Across the continent, from Denmark to Azerbaijan, Germany to Georgia, women were granted at least limited voting rights in the 1910s, marking a significant step towards gender equality in the political sphere.

However, the struggle for suffrage was not without challenges. In the United Kingdom, suffragettes fought tirelessly for the right to vote, employing militant tactics such as chaining themselves to railings and hunger strikes.

Their efforts culminated in the Representation of the People Act 1918, which granted voting rights to certain women over 30.

A gradual process

While many nations embraced women's suffrage early on, notable exceptions existed.

Greece had delayed the implementation of equal voting rights, which didn't come into effect until 1952. The exception was literate women in Greece, who could participate in local elections since 1930.

Switzerland's journey towards gender equality in voting rights was gradual. Women gained the right to vote at the federal level in 1971, while at the local canton level, this right was extended between 1959 and 1990.

Liechtenstein followed suit in 1984, marking a significant step towards gender inclusivity in politics.

The Swiss canton of Appenzell Innerrhoden was among the last European jurisdictions to grant women the right to vote at the local level, doing so in 1990.

Suffrage after Fascism

In Italy, Fascism in the early to mid-20th century interrupted the process of suffrage more than compared to other parts of Europe.

Women's right to vote was finally realised on February 1, 1945, as a culmination of their participation in the struggle against fascism, where many women served in the Italian resistance during the Second World War.

On June 2, 1946, Italian women exercised their voting rights for the first time in the Institutional referendum, choosing between monarchy and republic, and in the constituent Assembly elections.

Following that election, the former King Umberto II voluntarily left the country on 13 June 1946.

Twenty-one women were elected and contributed to drafting the Italian Constitution, advocating for gender equality across all levels, particularly in labour rights, wages, and maternity protection.

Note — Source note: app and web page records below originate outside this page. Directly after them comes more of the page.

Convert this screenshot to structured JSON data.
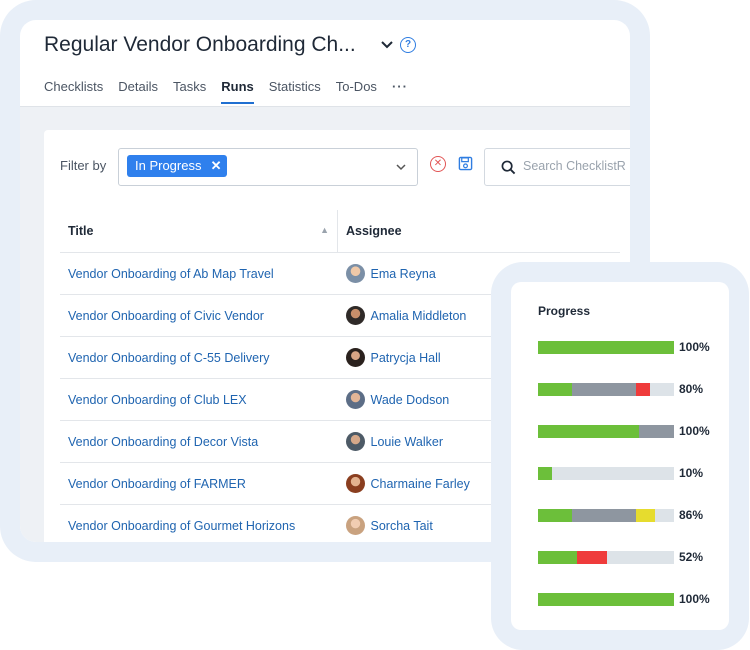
{
  "page": {
    "title": "Regular Vendor Onboarding Ch...",
    "tabs": [
      "Checklists",
      "Details",
      "Tasks",
      "Runs",
      "Statistics",
      "To-Dos"
    ],
    "active_tab": "Runs"
  },
  "filter": {
    "label": "Filter by",
    "chip": "In Progress",
    "search_placeholder": "Search ChecklistR"
  },
  "table": {
    "columns": [
      "Title",
      "Assignee"
    ],
    "rows": [
      {
        "title": "Vendor Onboarding of Ab Map Travel",
        "assignee": "Ema Reyna"
      },
      {
        "title": "Vendor Onboarding of Civic Vendor",
        "assignee": "Amalia Middleton"
      },
      {
        "title": "Vendor Onboarding of C-55 Delivery",
        "assignee": "Patrycja Hall"
      },
      {
        "title": "Vendor Onboarding of Club LEX",
        "assignee": "Wade Dodson"
      },
      {
        "title": "Vendor Onboarding of Decor Vista",
        "assignee": "Louie Walker"
      },
      {
        "title": "Vendor Onboarding of FARMER",
        "assignee": "Charmaine Farley"
      },
      {
        "title": "Vendor Onboarding of Gourmet Horizons",
        "assignee": "Sorcha Tait"
      }
    ]
  },
  "progress": {
    "title": "Progress",
    "colors": {
      "done": "#6cbf3a",
      "skipped": "#8e96a0",
      "overdue": "#ef3b3b",
      "pending": "#e6dc2e",
      "remaining": "#dde3e8"
    },
    "rows": [
      {
        "label": "100%",
        "segments": [
          {
            "status": "done",
            "fraction": 1.0
          }
        ]
      },
      {
        "label": "80%",
        "segments": [
          {
            "status": "done",
            "fraction": 0.25
          },
          {
            "status": "skipped",
            "fraction": 0.47
          },
          {
            "status": "overdue",
            "fraction": 0.1
          }
        ]
      },
      {
        "label": "100%",
        "segments": [
          {
            "status": "done",
            "fraction": 0.74
          },
          {
            "status": "skipped",
            "fraction": 0.26
          }
        ]
      },
      {
        "label": "10%",
        "segments": [
          {
            "status": "done",
            "fraction": 0.1
          }
        ]
      },
      {
        "label": "86%",
        "segments": [
          {
            "status": "done",
            "fraction": 0.25
          },
          {
            "status": "skipped",
            "fraction": 0.47
          },
          {
            "status": "pending",
            "fraction": 0.14
          }
        ]
      },
      {
        "label": "52%",
        "segments": [
          {
            "status": "done",
            "fraction": 0.29
          },
          {
            "status": "overdue",
            "fraction": 0.22
          }
        ]
      },
      {
        "label": "100%",
        "segments": [
          {
            "status": "done",
            "fraction": 1.0
          }
        ]
      }
    ]
  }
}
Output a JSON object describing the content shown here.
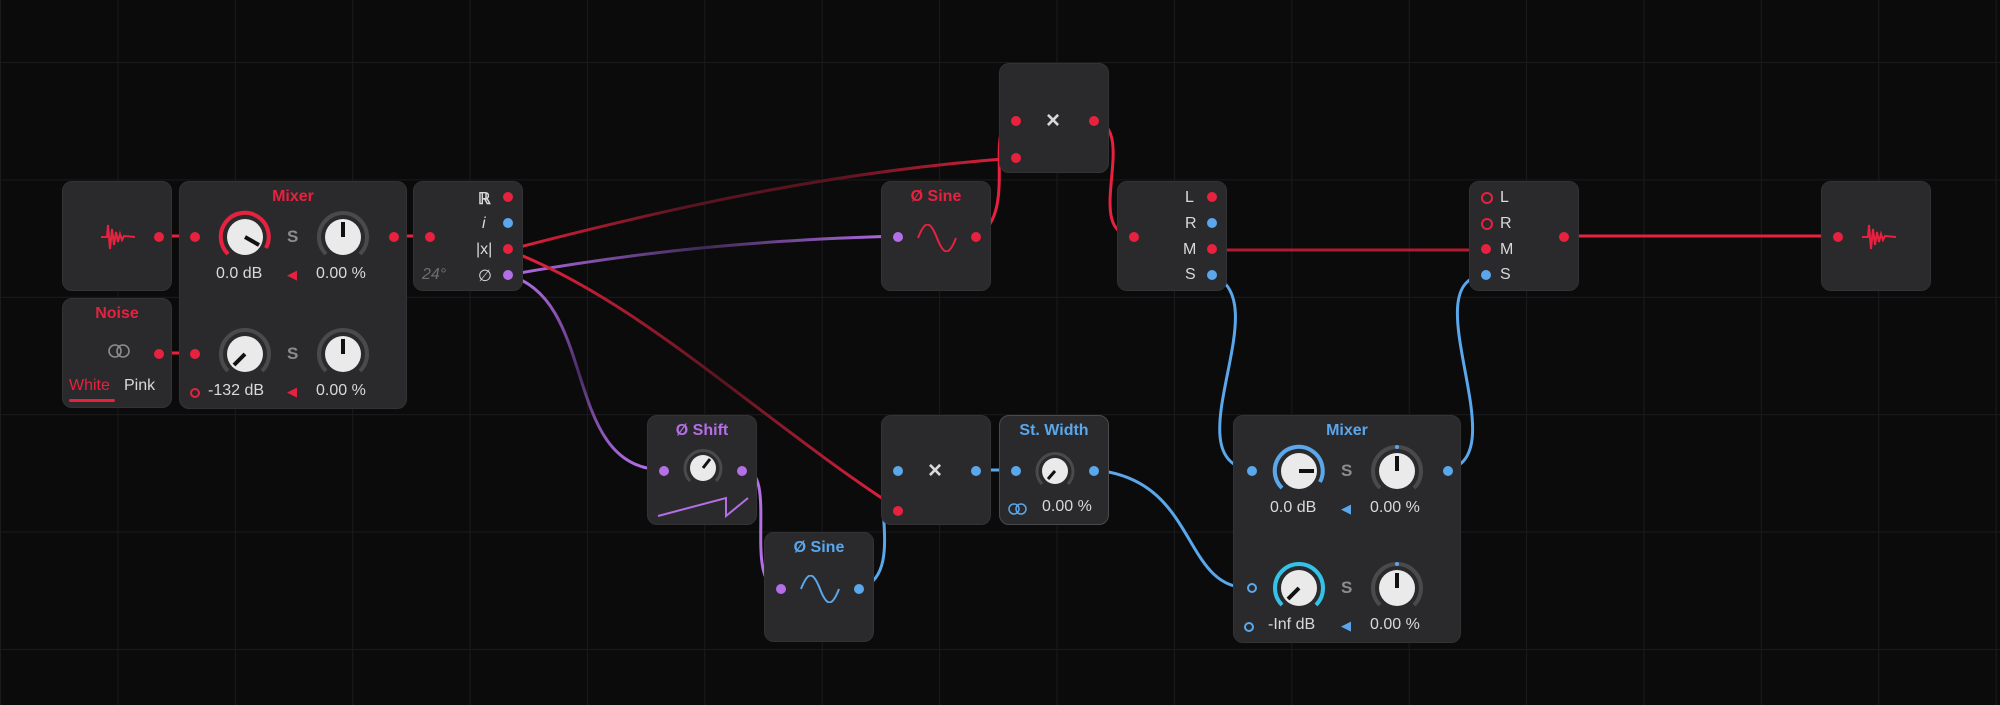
{
  "colors": {
    "red": "#e8213f",
    "blue": "#5aa7ec",
    "purple": "#b46ee6",
    "module_bg": "#2a2a2c",
    "canvas_bg": "#0b0b0c"
  },
  "input_module": {
    "icon": "audio-input-waveform-icon"
  },
  "noise": {
    "title": "Noise",
    "options": [
      "White",
      "Pink"
    ],
    "selected": "White"
  },
  "mixer_top": {
    "title": "Mixer",
    "ch1": {
      "gain": "0.0 dB",
      "width": "0.00 %",
      "gain_level": 0.82
    },
    "ch2": {
      "gain": "-132 dB",
      "width": "0.00 %",
      "gain_level": 0.0
    },
    "solo_label": "S"
  },
  "complex": {
    "ports": [
      "ℝ",
      "i",
      "|x|",
      "∅"
    ],
    "angle": "24°"
  },
  "sine_top": {
    "title": "Ø Sine"
  },
  "multiply_top": {
    "symbol": "×"
  },
  "lrms_left": {
    "ports": [
      "L",
      "R",
      "M",
      "S"
    ]
  },
  "lrms_right": {
    "ports": [
      "L",
      "R",
      "M",
      "S"
    ]
  },
  "output_module": {
    "icon": "audio-output-waveform-icon"
  },
  "phase_shift": {
    "title": "Ø Shift"
  },
  "sine_bottom": {
    "title": "Ø Sine"
  },
  "multiply_bottom": {
    "symbol": "×"
  },
  "stereo_width": {
    "title": "St. Width",
    "value": "0.00 %"
  },
  "mixer_bottom": {
    "title": "Mixer",
    "ch1": {
      "gain": "0.0 dB",
      "width": "0.00 %",
      "gain_level": 0.82
    },
    "ch2": {
      "gain": "-Inf dB",
      "width": "0.00 %",
      "gain_level": 0.0
    },
    "solo_label": "S"
  }
}
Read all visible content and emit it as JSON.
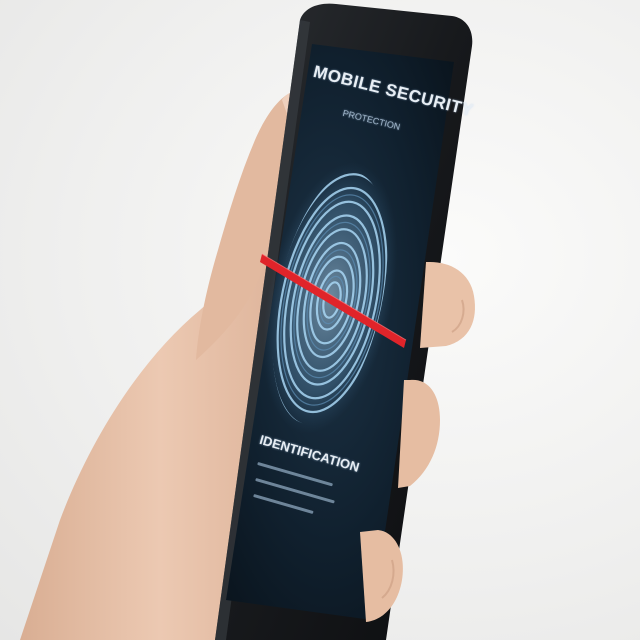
{
  "screen": {
    "title": "MOBILE SECURITY",
    "subtitle": "PROTECTION",
    "status_label": "IDENTIFICATION"
  },
  "colors": {
    "background": "#f1f1f0",
    "phone_body": "#1b1d20",
    "screen_bg": "#0f1a24",
    "fingerprint": "#8fc2e6",
    "scan_line": "#e0242a",
    "skin": "#e7c3ab"
  },
  "icons": [
    "fingerprint-icon",
    "scan-line"
  ]
}
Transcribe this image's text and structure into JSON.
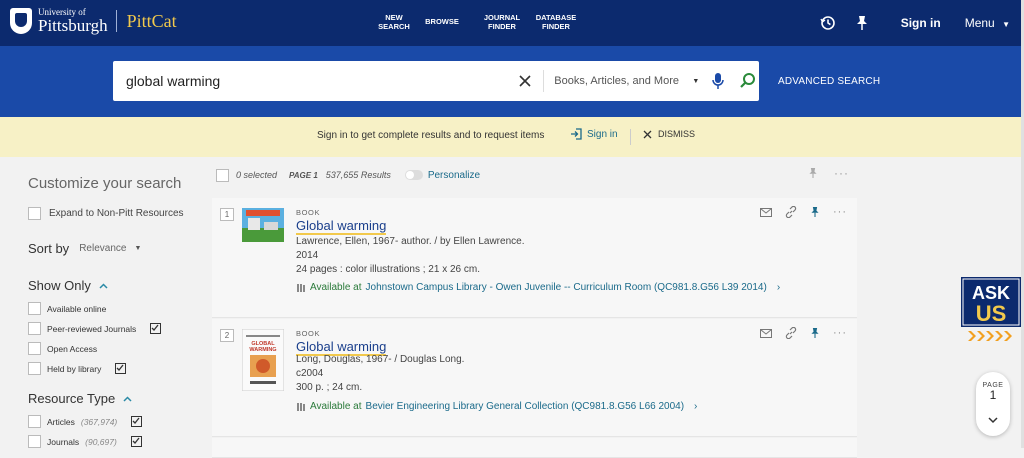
{
  "header": {
    "university_line1": "University of",
    "university_line2": "Pittsburgh",
    "app_name": "PittCat",
    "nav": [
      {
        "l1": "NEW",
        "l2": "SEARCH"
      },
      {
        "l1": "BROWSE",
        "l2": ""
      },
      {
        "l1": "JOURNAL",
        "l2": "FINDER"
      },
      {
        "l1": "DATABASE",
        "l2": "FINDER"
      }
    ],
    "sign_in": "Sign in",
    "menu": "Menu",
    "icons": [
      "history-icon",
      "pin-icon"
    ]
  },
  "search": {
    "query": "global warming",
    "scope": "Books, Articles, and More",
    "advanced": "ADVANCED SEARCH"
  },
  "banner": {
    "text": "Sign in to get complete results and to request items",
    "signin": "Sign in",
    "dismiss": "DISMISS"
  },
  "facets": {
    "title": "Customize your search",
    "expand": "Expand to Non-Pitt Resources",
    "sort_label": "Sort by",
    "sort_value": "Relevance",
    "show_only": "Show Only",
    "show_only_items": [
      "Available online",
      "Peer-reviewed Journals",
      "Open Access",
      "Held by library"
    ],
    "resource_type": "Resource Type",
    "resource_items": [
      {
        "label": "Articles",
        "count": "(367,974)"
      },
      {
        "label": "Journals",
        "count": "(90,697)"
      }
    ]
  },
  "results_toolbar": {
    "selected": "0 selected",
    "page": "PAGE 1",
    "count": "537,655 Results",
    "personalize": "Personalize"
  },
  "results": [
    {
      "num": "1",
      "type": "BOOK",
      "title": "Global warming",
      "author": "Lawrence, Ellen, 1967- author. / by Ellen Lawrence.",
      "date": "2014",
      "desc": "24 pages : color illustrations ; 21 x 26 cm.",
      "avail": "Available at",
      "location": "Johnstown Campus Library - Owen  Juvenile -- Curriculum Room (QC981.8.G56 L39 2014)"
    },
    {
      "num": "2",
      "type": "BOOK",
      "title": "Global warming",
      "author": "Long, Douglas, 1967- / Douglas Long.",
      "date": "c2004",
      "desc": "300 p. ; 24 cm.",
      "avail": "Available at",
      "location": "Bevier Engineering Library  General Collection (QC981.8.G56 L66 2004)",
      "cover_text": "GLOBAL WARMING"
    }
  ],
  "askus": {
    "line1": "ASK",
    "line2": "US"
  },
  "pager": {
    "label": "PAGE",
    "number": "1"
  },
  "colors": {
    "navy": "#0c2a6e",
    "blue": "#1a4aa8",
    "banner": "#f7f1c6",
    "gold": "#f2c94c",
    "teal": "#2a8aa6"
  }
}
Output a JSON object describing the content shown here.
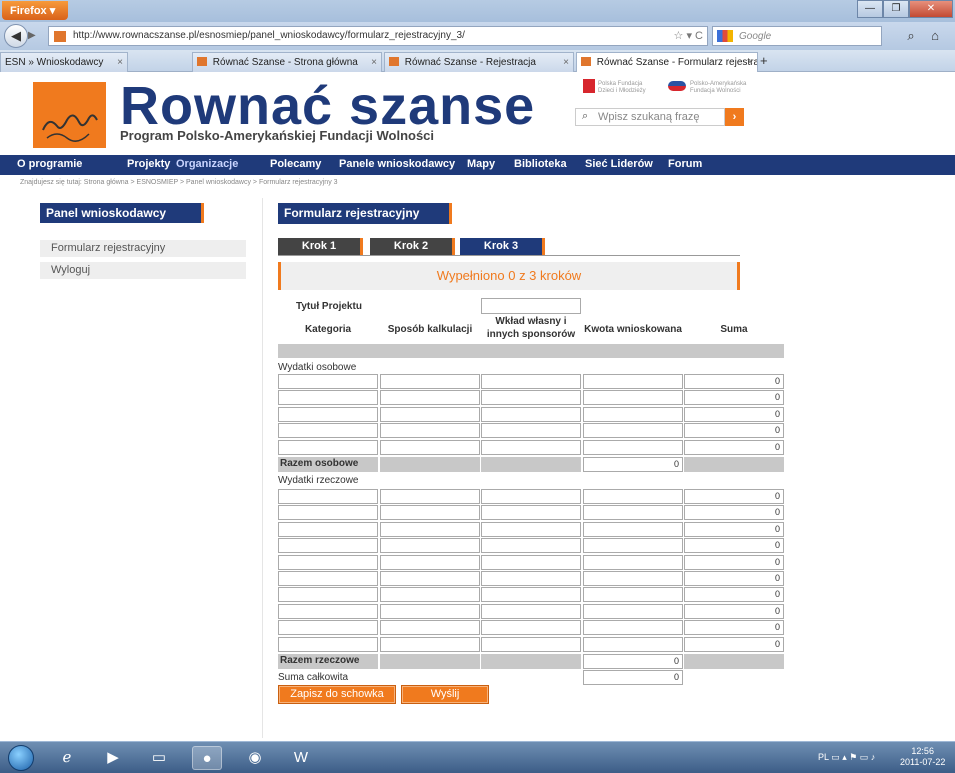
{
  "browser": {
    "menu_button": "Firefox ▾",
    "url": "http://www.rownacszanse.pl/esnosmiep/panel_wnioskodawcy/formularz_rejestracyjny_3/",
    "search_placeholder": "Google",
    "tabs": [
      {
        "label": "ESN » Wnioskodawcy",
        "active": false
      },
      {
        "label": "Równać Szanse - Strona główna",
        "active": false
      },
      {
        "label": "Równać Szanse - Rejestracja",
        "active": false
      },
      {
        "label": "Równać Szanse - Formularz rejestrac...",
        "active": true
      }
    ],
    "new_tab": "+"
  },
  "header": {
    "logo_title": "Rownać szanse",
    "logo_subtitle": "Program Polsko-Amerykańskiej Fundacji Wolności",
    "partner1": "Polska Fundacja Dzieci i Młodzieży",
    "partner2": "Polsko-Amerykańska Fundacja Wolności",
    "search_placeholder": "Wpisz szukaną frazę",
    "search_go": "›"
  },
  "menu": [
    "O programie",
    "Projekty",
    "Organizacje",
    "Polecamy",
    "Panele wnioskodawcy",
    "Mapy",
    "Biblioteka",
    "Sieć Liderów",
    "Forum"
  ],
  "breadcrumb": "Znajdujesz się tutaj:   Strona główna > ESNOSMIEP > Panel wnioskodawcy > Formularz rejestracyjny 3",
  "sidebar": {
    "title": "Panel wnioskodawcy",
    "items": [
      "Formularz rejestracyjny",
      "Wyloguj"
    ]
  },
  "form": {
    "title": "Formularz rejestracyjny",
    "steps": [
      "Krok 1",
      "Krok 2",
      "Krok 3"
    ],
    "progress": "Wypełniono 0 z 3 kroków",
    "project_title_label": "Tytuł Projektu",
    "columns": [
      "Kategoria",
      "Sposób kalkulacji",
      "Wkład własny i innych sponsorów",
      "Kwota wnioskowana",
      "Suma"
    ],
    "section_personal": "Wydatki osobowe",
    "personal_rows": [
      "0",
      "0",
      "0",
      "0",
      "0"
    ],
    "personal_total_label": "Razem osobowe",
    "personal_total": "0",
    "section_material": "Wydatki rzeczowe",
    "material_rows": [
      "0",
      "0",
      "0",
      "0",
      "0",
      "0",
      "0",
      "0",
      "0",
      "0"
    ],
    "material_total_label": "Razem rzeczowe",
    "material_total": "0",
    "grand_total_label": "Suma całkowita",
    "grand_total": "0",
    "save_button": "Zapisz do schowka",
    "send_button": "Wyślij"
  },
  "taskbar": {
    "lang": "PL",
    "time": "12:56",
    "date": "2011-07-22"
  }
}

'There's Still Tomorrow' is a recent film depicting this period of Italian history, portraying the female protagonist's decision to fight back against her abusive husband due to her first voter's card.

Franco took away women's vote in Spain

Women in Spain gained the right to vote in 1933 through legal reforms under the Second Spanish Republic.

This was short-lived following Franco's ascent to power in 1939 after the Spanish Civil War. Women experienced a significant rollback of rights, though the right to vote was not universally revoked.

Despite the absence of national democratic elections from 1939 to 1977 under Franco's dictatorship, women retained limited voting rights, primarily in municipal elections, subject to specific age and marital status criteria.

Dolores Pérez Lapeña exemplified this by winning a municipal election in Valladolid in 1963. It wasn't until 1977, two years after Franco's death, that women participated in their first national elections in Spain.

France's journey towards suffrage was marked by institutional resistance and political turmoil. Despite early advocacy during the French Revolution, suffrage remained elusive until the aftermath of World War II.